» TASK TO CARRY OUT
Write out the whole listing exactly as it is written below.

» TASK MATERIAL
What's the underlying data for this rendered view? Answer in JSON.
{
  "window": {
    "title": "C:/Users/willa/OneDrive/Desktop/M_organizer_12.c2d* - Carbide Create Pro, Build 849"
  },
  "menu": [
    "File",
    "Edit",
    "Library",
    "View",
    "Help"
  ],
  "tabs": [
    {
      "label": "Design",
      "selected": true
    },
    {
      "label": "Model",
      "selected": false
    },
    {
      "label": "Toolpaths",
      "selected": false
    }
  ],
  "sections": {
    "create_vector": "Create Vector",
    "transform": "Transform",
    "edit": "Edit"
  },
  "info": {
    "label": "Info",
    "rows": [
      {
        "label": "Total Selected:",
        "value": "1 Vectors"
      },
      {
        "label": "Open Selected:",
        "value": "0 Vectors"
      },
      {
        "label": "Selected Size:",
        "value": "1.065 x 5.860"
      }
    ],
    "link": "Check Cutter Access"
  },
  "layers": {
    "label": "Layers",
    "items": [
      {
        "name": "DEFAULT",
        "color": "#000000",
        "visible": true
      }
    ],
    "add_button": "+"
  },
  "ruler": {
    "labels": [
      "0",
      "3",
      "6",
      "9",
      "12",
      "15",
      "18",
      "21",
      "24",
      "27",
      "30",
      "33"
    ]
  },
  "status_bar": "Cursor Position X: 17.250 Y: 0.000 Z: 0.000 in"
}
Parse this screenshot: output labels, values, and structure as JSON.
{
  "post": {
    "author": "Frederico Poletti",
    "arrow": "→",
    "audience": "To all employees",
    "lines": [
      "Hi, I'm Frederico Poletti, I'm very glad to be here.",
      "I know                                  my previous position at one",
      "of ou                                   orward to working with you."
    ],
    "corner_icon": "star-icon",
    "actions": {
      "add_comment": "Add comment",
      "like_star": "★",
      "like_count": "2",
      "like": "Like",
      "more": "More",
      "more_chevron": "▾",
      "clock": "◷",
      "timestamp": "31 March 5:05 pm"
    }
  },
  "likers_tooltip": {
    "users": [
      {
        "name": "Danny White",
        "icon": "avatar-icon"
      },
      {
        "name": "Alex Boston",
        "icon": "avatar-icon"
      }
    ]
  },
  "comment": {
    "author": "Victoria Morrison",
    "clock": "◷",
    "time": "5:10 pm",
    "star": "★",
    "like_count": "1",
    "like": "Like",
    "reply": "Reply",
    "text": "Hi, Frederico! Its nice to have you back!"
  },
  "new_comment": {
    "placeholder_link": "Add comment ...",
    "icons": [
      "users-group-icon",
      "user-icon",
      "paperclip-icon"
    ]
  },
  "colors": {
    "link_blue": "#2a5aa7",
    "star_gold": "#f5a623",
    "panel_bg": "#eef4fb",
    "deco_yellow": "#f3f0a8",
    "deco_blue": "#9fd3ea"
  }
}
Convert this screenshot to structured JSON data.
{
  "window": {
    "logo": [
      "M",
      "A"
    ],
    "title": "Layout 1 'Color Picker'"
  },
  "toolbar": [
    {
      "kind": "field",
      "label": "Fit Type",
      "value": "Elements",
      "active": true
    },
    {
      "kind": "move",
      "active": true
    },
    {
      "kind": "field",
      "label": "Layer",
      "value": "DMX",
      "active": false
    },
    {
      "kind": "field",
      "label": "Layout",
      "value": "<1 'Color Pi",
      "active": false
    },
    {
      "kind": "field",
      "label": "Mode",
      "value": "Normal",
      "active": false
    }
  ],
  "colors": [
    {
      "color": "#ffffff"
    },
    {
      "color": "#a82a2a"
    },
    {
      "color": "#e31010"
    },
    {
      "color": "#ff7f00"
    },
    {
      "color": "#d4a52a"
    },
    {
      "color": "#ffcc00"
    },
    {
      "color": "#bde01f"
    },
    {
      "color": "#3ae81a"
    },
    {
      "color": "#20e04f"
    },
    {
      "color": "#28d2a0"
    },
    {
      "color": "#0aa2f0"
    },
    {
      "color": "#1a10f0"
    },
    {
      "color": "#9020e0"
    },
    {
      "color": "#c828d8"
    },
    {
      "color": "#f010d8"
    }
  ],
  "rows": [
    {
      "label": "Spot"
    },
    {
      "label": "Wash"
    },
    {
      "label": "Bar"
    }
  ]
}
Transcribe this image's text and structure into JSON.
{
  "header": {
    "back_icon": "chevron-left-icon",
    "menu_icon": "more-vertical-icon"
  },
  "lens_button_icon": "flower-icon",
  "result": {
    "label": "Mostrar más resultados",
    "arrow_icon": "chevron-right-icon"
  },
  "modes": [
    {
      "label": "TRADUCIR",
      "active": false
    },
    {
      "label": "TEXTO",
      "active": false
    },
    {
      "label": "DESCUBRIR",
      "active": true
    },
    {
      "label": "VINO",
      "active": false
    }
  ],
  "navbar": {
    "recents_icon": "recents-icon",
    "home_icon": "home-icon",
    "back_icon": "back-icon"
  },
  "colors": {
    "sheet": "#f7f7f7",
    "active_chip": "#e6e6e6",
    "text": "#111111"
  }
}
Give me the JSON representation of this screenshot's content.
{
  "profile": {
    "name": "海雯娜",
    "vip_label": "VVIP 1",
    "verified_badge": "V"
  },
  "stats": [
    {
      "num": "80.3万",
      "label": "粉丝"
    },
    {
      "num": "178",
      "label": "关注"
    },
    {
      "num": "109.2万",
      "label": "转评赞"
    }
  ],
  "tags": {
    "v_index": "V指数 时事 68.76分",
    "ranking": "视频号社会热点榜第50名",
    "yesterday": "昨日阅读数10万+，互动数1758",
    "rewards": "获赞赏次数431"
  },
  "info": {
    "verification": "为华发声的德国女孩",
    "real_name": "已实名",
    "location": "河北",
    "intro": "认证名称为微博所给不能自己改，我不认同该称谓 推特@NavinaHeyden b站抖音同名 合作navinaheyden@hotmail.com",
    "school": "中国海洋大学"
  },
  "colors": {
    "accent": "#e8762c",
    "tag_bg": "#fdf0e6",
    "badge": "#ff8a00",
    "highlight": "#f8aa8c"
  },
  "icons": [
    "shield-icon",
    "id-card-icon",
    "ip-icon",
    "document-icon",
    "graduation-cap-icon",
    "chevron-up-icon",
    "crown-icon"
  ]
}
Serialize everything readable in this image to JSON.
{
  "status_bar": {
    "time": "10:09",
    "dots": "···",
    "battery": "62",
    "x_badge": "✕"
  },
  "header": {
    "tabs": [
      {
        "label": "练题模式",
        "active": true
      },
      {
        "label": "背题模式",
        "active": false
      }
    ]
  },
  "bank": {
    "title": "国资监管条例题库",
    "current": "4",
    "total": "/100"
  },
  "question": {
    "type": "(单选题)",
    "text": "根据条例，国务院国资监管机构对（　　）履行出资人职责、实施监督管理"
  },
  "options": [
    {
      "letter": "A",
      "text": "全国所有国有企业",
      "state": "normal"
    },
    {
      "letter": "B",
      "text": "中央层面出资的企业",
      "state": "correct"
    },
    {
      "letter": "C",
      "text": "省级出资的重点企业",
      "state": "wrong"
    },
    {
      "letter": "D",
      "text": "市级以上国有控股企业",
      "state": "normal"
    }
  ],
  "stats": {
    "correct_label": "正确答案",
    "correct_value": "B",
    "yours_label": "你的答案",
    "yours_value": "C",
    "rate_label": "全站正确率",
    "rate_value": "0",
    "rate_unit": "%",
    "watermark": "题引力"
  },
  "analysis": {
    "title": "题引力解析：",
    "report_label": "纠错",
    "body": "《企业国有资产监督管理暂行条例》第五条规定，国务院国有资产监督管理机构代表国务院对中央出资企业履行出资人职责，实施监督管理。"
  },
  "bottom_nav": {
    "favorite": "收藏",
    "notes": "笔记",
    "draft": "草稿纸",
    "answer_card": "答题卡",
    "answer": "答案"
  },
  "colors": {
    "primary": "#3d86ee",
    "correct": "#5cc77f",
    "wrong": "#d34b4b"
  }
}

» REPLY TO THE TASK
What's the underlying data for this rendered view? Answer in JSON.
{
  "window": {
    "title": "C:/Users/willa/OneDrive/Desktop/M_organizer_12.c2d* - Carbide Create Pro, Build 849"
  },
  "menu": [
    "File",
    "Edit",
    "Library",
    "View",
    "Help"
  ],
  "tabs": [
    {
      "label": "Design",
      "selected": true
    },
    {
      "label": "Model",
      "selected": false
    },
    {
      "label": "Toolpaths",
      "selected": false
    }
  ],
  "sections": {
    "create_vector": "Create Vector",
    "transform": "Transform",
    "edit": "Edit"
  },
  "info": {
    "label": "Info",
    "rows": [
      {
        "label": "Total Selected:",
        "value": "1 Vectors"
      },
      {
        "label": "Open Selected:",
        "value": "0 Vectors"
      },
      {
        "label": "Selected Size:",
        "value": "1.065 x 5.860"
      }
    ],
    "link": "Check Cutter Access"
  },
  "layers": {
    "label": "Layers",
    "items": [
      {
        "name": "DEFAULT",
        "color": "#000000",
        "visible": true
      }
    ],
    "add_button": "+"
  },
  "ruler": {
    "labels": [
      "0",
      "3",
      "6",
      "9",
      "12",
      "15",
      "18",
      "21",
      "24",
      "27",
      "30",
      "33"
    ]
  },
  "status_bar": "Cursor Position X: 17.250 Y: 0.000 Z: 0.000 in"
}
Parse this screenshot: output labels, values, and structure as JSON.
{
  "post": {
    "author": "Frederico Poletti",
    "arrow": "→",
    "audience": "To all employees",
    "lines": [
      "Hi, I'm Frederico Poletti, I'm very glad to be here.",
      "I know                                  my previous position at one",
      "of ou                                   orward to working with you."
    ],
    "corner_icon": "star-icon",
    "actions": {
      "add_comment": "Add comment",
      "like_star": "★",
      "like_count": "2",
      "like": "Like",
      "more": "More",
      "more_chevron": "▾",
      "clock": "◷",
      "timestamp": "31 March 5:05 pm"
    }
  },
  "likers_tooltip": {
    "users": [
      {
        "name": "Danny White",
        "icon": "avatar-icon"
      },
      {
        "name": "Alex Boston",
        "icon": "avatar-icon"
      }
    ]
  },
  "comment": {
    "author": "Victoria Morrison",
    "clock": "◷",
    "time": "5:10 pm",
    "star": "★",
    "like_count": "1",
    "like": "Like",
    "reply": "Reply",
    "text": "Hi, Frederico! Its nice to have you back!"
  },
  "new_comment": {
    "placeholder_link": "Add comment ...",
    "icons": [
      "users-group-icon",
      "user-icon",
      "paperclip-icon"
    ]
  },
  "colors": {
    "link_blue": "#2a5aa7",
    "star_gold": "#f5a623",
    "panel_bg": "#eef4fb",
    "deco_yellow": "#f3f0a8",
    "deco_blue": "#9fd3ea"
  }
}
Convert this screenshot to structured JSON data.
{
  "window": {
    "logo": [
      "M",
      "A"
    ],
    "title": "Layout 1 'Color Picker'"
  },
  "toolbar": [
    {
      "kind": "field",
      "label": "Fit Type",
      "value": "Elements",
      "active": true
    },
    {
      "kind": "move",
      "active": true
    },
    {
      "kind": "field",
      "label": "Layer",
      "value": "DMX",
      "active": false
    },
    {
      "kind": "field",
      "label": "Layout",
      "value": "<1 'Color Pi",
      "active": false
    },
    {
      "kind": "field",
      "label": "Mode",
      "value": "Normal",
      "active": false
    }
  ],
  "colors": [
    {
      "color": "#ffffff"
    },
    {
      "color": "#a82a2a"
    },
    {
      "color": "#e31010"
    },
    {
      "color": "#ff7f00"
    },
    {
      "color": "#d4a52a"
    },
    {
      "color": "#ffcc00"
    },
    {
      "color": "#bde01f"
    },
    {
      "color": "#3ae81a"
    },
    {
      "color": "#20e04f"
    },
    {
      "color": "#28d2a0"
    },
    {
      "color": "#0aa2f0"
    },
    {
      "color": "#1a10f0"
    },
    {
      "color": "#9020e0"
    },
    {
      "color": "#c828d8"
    },
    {
      "color": "#f010d8"
    }
  ],
  "rows": [
    {
      "label": "Spot"
    },
    {
      "label": "Wash"
    },
    {
      "label": "Bar"
    }
  ]
}
Transcribe this image's text and structure into JSON.
{
  "header": {
    "back_icon": "chevron-left-icon",
    "menu_icon": "more-vertical-icon"
  },
  "lens_button_icon": "flower-icon",
  "result": {
    "label": "Mostrar más resultados",
    "arrow_icon": "chevron-right-icon"
  },
  "modes": [
    {
      "label": "TRADUCIR",
      "active": false
    },
    {
      "label": "TEXTO",
      "active": false
    },
    {
      "label": "DESCUBRIR",
      "active": true
    },
    {
      "label": "VINO",
      "active": false
    }
  ],
  "navbar": {
    "recents_icon": "recents-icon",
    "home_icon": "home-icon",
    "back_icon": "back-icon"
  },
  "colors": {
    "sheet": "#f7f7f7",
    "active_chip": "#e6e6e6",
    "text": "#111111"
  }
}
Give me the JSON representation of this screenshot's content.
{
  "profile": {
    "name": "海雯娜",
    "vip_label": "VVIP 1",
    "verified_badge": "V"
  },
  "stats": [
    {
      "num": "80.3万",
      "label": "粉丝"
    },
    {
      "num": "178",
      "label": "关注"
    },
    {
      "num": "109.2万",
      "label": "转评赞"
    }
  ],
  "tags": {
    "v_index": "V指数 时事 68.76分",
    "ranking": "视频号社会热点榜第50名",
    "yesterday": "昨日阅读数10万+，互动数1758",
    "rewards": "获赞赏次数431"
  },
  "info": {
    "verification": "为华发声的德国女孩",
    "real_name": "已实名",
    "location": "河北",
    "intro": "认证名称为微博所给不能自己改，我不认同该称谓 推特@NavinaHeyden b站抖音同名 合作navinaheyden@hotmail.com",
    "school": "中国海洋大学"
  },
  "colors": {
    "accent": "#e8762c",
    "tag_bg": "#fdf0e6",
    "badge": "#ff8a00",
    "highlight": "#f8aa8c"
  },
  "icons": [
    "shield-icon",
    "id-card-icon",
    "ip-icon",
    "document-icon",
    "graduation-cap-icon",
    "chevron-up-icon",
    "crown-icon"
  ]
}
Serialize everything readable in this image to JSON.
{
  "status_bar": {
    "time": "10:09",
    "dots": "···",
    "battery": "62",
    "x_badge": "✕"
  },
  "header": {
    "tabs": [
      {
        "label": "练题模式",
        "active": true
      },
      {
        "label": "背题模式",
        "active": false
      }
    ]
  },
  "bank": {
    "title": "国资监管条例题库",
    "current": "4",
    "total": "/100"
  },
  "question": {
    "type": "(单选题)",
    "text": "根据条例，国务院国资监管机构对（　　）履行出资人职责、实施监督管理"
  },
  "options": [
    {
      "letter": "A",
      "text": "全国所有国有企业",
      "state": "normal"
    },
    {
      "letter": "B",
      "text": "中央层面出资的企业",
      "state": "correct"
    },
    {
      "letter": "C",
      "text": "省级出资的重点企业",
      "state": "wrong"
    },
    {
      "letter": "D",
      "text": "市级以上国有控股企业",
      "state": "normal"
    }
  ],
  "stats": {
    "correct_label": "正确答案",
    "correct_value": "B",
    "yours_label": "你的答案",
    "yours_value": "C",
    "rate_label": "全站正确率",
    "rate_value": "0",
    "rate_unit": "%",
    "watermark": "题引力"
  },
  "analysis": {
    "title": "题引力解析：",
    "report_label": "纠错",
    "body": "《企业国有资产监督管理暂行条例》第五条规定，国务院国有资产监督管理机构代表国务院对中央出资企业履行出资人职责，实施监督管理。"
  },
  "bottom_nav": {
    "favorite": "收藏",
    "notes": "笔记",
    "draft": "草稿纸",
    "answer_card": "答题卡",
    "answer": "答案"
  },
  "colors": {
    "primary": "#3d86ee",
    "correct": "#5cc77f",
    "wrong": "#d34b4b"
  }
}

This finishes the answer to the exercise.